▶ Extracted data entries
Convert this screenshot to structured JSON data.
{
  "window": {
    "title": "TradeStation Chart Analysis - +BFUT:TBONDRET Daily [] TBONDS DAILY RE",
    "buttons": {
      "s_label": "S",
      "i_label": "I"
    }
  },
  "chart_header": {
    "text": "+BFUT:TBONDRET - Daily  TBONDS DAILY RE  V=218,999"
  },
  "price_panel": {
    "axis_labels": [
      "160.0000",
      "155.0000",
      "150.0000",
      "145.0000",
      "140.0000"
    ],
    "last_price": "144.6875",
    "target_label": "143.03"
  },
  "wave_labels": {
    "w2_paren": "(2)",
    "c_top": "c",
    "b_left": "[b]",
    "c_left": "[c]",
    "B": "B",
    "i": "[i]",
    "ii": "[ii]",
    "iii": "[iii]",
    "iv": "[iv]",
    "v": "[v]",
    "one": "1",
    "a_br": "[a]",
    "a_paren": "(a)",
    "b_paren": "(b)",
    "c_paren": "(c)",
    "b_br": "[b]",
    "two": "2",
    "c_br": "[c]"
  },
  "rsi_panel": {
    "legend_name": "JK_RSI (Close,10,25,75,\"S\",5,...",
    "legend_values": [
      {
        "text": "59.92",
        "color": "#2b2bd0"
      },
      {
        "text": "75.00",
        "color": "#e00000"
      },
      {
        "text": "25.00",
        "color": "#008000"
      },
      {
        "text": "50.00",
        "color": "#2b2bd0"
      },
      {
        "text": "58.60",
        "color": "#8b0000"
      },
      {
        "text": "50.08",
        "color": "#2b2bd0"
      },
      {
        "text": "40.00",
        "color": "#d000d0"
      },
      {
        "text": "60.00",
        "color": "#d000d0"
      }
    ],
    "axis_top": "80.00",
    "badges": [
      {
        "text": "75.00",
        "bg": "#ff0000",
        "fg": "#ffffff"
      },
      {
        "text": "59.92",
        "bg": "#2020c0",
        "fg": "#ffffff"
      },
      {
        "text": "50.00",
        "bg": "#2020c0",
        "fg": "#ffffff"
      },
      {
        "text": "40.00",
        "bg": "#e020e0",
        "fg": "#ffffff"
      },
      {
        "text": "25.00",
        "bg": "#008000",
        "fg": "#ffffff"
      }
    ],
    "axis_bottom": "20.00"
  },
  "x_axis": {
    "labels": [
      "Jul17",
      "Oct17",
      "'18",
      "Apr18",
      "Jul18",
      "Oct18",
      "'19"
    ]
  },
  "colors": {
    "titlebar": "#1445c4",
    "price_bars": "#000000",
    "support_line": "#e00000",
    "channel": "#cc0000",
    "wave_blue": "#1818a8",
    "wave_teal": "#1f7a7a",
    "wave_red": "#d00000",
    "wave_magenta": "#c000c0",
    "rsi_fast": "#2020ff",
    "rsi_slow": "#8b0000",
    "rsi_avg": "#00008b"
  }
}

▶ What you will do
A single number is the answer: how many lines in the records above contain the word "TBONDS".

▶ Solved exercise
2